This series was created in 2019, in Goma, eastern DRC. It wasn't created specifically for this competition but it fitted with the theme. "Face to Face" in my series refers to a parallel projection of two existing, but different realities; reflections of myself facing various situations in the present and in the future.
Women face many social disparities and obstacles such as gender-based violence. How do you hope women who view your series will see themselves reflected in these images?
There's a very great force that binds women together. I know that women are very strong. I hope that women find a certain identity, courage, hope and strength to continue when they look at my work. I want to inspire women to believe in their dreams and ambitions despite the difficulties they face. No matter the country or city, women around the world have the same struggles and battles, just on different levels.
What's your relationship to photography and visual arts? How did you approach the project?
I'm a documentary photographer in an experimental phase of my artistic approach to staging documentary photography. The opportunity to have carte blanche was another reason I felt encouraged to apply with this series. I've used plastic art as my medium — cutting, collage, makeup, staging, fashion and mannequins - and all of these allowed the work to materialise.

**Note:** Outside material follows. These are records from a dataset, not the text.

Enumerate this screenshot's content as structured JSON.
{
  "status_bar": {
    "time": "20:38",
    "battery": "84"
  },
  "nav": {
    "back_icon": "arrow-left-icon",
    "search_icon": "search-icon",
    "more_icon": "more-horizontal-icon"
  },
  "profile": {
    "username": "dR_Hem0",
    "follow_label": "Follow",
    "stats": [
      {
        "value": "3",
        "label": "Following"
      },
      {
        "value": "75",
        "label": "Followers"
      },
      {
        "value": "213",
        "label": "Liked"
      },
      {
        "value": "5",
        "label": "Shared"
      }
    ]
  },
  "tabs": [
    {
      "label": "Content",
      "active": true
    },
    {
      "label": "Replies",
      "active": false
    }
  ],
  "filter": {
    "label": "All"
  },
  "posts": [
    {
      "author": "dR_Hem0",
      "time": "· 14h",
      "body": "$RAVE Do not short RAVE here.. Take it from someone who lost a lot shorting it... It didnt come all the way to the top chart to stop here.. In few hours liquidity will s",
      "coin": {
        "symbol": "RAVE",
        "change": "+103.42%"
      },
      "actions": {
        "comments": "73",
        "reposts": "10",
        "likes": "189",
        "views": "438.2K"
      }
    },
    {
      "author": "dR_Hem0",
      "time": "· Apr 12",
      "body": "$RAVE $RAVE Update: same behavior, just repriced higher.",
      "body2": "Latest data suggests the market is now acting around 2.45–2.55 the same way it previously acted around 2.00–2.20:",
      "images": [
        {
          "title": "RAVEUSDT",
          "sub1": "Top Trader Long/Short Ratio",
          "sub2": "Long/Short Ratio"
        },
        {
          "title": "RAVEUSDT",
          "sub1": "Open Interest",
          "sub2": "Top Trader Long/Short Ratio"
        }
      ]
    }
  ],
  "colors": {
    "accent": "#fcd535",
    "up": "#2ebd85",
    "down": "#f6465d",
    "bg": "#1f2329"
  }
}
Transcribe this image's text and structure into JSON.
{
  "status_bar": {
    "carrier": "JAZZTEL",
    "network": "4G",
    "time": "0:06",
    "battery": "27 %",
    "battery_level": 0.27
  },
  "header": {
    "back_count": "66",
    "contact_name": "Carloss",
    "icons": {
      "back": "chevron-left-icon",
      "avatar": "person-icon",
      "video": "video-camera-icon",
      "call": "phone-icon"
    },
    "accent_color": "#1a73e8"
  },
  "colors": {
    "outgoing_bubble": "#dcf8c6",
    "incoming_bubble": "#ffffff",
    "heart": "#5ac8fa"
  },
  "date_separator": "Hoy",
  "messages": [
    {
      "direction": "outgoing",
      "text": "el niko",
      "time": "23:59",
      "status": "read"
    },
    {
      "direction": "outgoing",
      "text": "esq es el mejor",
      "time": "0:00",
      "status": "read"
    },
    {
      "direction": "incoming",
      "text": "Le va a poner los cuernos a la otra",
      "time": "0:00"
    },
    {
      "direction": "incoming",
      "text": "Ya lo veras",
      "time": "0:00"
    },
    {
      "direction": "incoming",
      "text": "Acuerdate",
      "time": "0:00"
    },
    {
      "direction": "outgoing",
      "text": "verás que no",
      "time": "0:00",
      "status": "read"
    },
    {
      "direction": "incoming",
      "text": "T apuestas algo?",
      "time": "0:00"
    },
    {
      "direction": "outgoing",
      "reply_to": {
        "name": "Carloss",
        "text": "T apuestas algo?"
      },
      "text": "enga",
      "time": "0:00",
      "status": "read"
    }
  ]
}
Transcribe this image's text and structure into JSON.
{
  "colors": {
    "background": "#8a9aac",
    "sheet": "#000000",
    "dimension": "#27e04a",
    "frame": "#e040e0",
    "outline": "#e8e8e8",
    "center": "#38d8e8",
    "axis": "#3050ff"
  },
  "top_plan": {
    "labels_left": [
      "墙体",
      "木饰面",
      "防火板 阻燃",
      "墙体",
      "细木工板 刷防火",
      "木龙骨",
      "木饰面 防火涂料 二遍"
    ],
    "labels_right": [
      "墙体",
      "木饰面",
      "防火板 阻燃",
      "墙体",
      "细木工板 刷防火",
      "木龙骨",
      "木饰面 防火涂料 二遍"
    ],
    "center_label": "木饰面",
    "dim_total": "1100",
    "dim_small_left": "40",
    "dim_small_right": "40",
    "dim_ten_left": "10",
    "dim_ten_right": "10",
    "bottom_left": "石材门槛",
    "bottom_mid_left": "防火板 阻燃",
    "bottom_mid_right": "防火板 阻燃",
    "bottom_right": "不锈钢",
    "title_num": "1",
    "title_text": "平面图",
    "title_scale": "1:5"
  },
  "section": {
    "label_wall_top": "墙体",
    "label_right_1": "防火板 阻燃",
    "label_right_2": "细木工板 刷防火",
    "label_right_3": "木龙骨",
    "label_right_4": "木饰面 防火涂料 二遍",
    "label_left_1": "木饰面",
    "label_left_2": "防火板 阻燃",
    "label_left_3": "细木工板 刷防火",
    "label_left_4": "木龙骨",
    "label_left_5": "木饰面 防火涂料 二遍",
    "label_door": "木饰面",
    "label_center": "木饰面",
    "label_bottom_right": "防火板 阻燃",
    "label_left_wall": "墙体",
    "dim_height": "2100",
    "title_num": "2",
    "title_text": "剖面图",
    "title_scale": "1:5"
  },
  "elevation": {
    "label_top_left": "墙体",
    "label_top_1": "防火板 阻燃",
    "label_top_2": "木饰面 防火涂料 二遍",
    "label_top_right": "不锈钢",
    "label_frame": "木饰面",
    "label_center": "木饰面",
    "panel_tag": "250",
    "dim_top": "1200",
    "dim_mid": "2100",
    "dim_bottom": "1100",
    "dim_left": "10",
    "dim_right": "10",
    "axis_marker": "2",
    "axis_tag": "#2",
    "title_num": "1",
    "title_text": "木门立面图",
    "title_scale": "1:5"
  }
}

Why do you think the Double Identité series resonated so much with the Dior Grand Jury?
Not only does Double Identité fall within the theme of this edition of the competition, but also relates to the story behind the series. I want viewers to understand that there's hope for a good life in the Congo despite the atrocities and that it's necessary to see beyond what's shown on TV and social networks. It is time for Africa, the Congo and Goma in particular to tell their own story.

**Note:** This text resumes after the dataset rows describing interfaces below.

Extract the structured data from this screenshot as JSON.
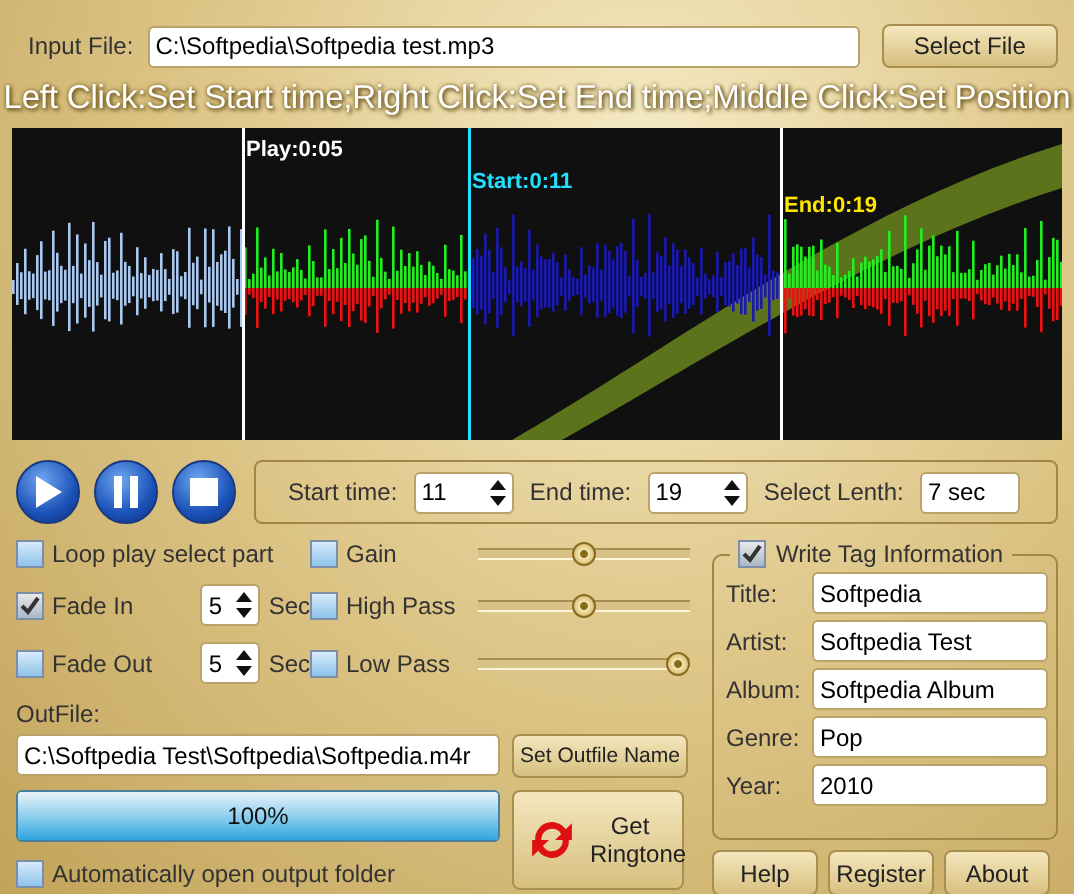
{
  "input_file": {
    "label": "Input File:",
    "value": "C:\\Softpedia\\Softpedia test.mp3"
  },
  "select_file_button": "Select File",
  "hint": "Left Click:Set Start time;Right Click:Set End time;Middle Click:Set Position",
  "markers": [
    {
      "kind": "play",
      "label": "Play:0:05"
    },
    {
      "kind": "start",
      "label": "Start:0:11"
    },
    {
      "kind": "end",
      "label": "End:0:19"
    }
  ],
  "times": [
    {
      "label": "Start time:",
      "value": "11",
      "kind": "spin"
    },
    {
      "label": "End time:",
      "value": "19",
      "kind": "spin"
    },
    {
      "label": "Select Lenth:",
      "value": "7 sec",
      "kind": "text"
    }
  ],
  "options": [
    {
      "label": "Loop play select part",
      "checked": false
    },
    {
      "label": "Fade In",
      "checked": true,
      "seconds": "5",
      "unit": "Sec"
    },
    {
      "label": "Fade Out",
      "checked": false,
      "seconds": "5",
      "unit": "Sec"
    }
  ],
  "effects": [
    {
      "label": "Gain",
      "checked": false,
      "level": 0.5
    },
    {
      "label": "High Pass",
      "checked": false,
      "level": 0.5
    },
    {
      "label": "Low Pass",
      "checked": false,
      "level": 1
    }
  ],
  "outfile": {
    "label": "OutFile:",
    "value": "C:\\Softpedia Test\\Softpedia\\Softpedia.m4r",
    "button": "Set Outfile Name"
  },
  "progress": {
    "level": 1,
    "text": "100%"
  },
  "auto_open": {
    "label": "Automatically open output folder",
    "checked": false
  },
  "ringtone_button": "Get Ringtone",
  "tag": {
    "label": "Write Tag Information",
    "checked": true,
    "fields": [
      {
        "label": "Title:",
        "value": "Softpedia"
      },
      {
        "label": "Artist:",
        "value": "Softpedia Test"
      },
      {
        "label": "Album:",
        "value": "Softpedia Album"
      },
      {
        "label": "Genre:",
        "value": "Pop"
      },
      {
        "label": "Year:",
        "value": "2010"
      }
    ]
  },
  "buttons": [
    "Help",
    "Register",
    "About"
  ]
}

How did you feel about presenting your works to an exceptional jury?
When I received the e-mail with the link to apply, I was very motivated but I also knew that it wouldn't be easy, that there would be many applications. It wasn't only about winning or being nominated for me. Above all, I was grateful to have the opportunity to present my work before an exceptional jury, of course with the hope of finally being selected, which would mean being able to finance future work and show my work in a collective and international space.
Who are the photographers or artists who've influenced your photographic style?
When I started, there was no photography or design school or university available to me. I asked photographer Martin Lukongo, whose work I found inspiring, some questions. He taught me the basics of photography and gave me the confidence to keep working as a photographer even when my community didn't agree. He's been by my side throughout all my projects, and worked with me to produce the series Double Identité.
After several courses, I found my work felt incomplete in terms of the stories and visual details. I started to use staging, innovation and other artistic mediums to get what I wanted out of it. I have some knowledge of filmmaking and screenwriting, which allows me to write each photo like a movie scene.
I'm in Belgium for a three-month artistic residency. I'm working on a series on social injustice and racial inequality in the world, based on the colour of skin and colonial history. My focus is on how to represent humanity under the image of women but with common ground between everyone.
What other societal narrative would you like to tackle?
I'm stuck in Belgium because of the Covid-19 crisis. When I'm able to return to Goma, I plan to begin a new project that researches old women of Africa.
SEE THE WORK OF THE OTHER FINALISTS
The House of Dior and Luma Arles are showcasing the work of the finalists in the Dior Photography Visual Arts Award For Young Talent competition on both the Dior and Luma Arles Instagram accounts as well as through a digital exhibition on the Luma Arles website.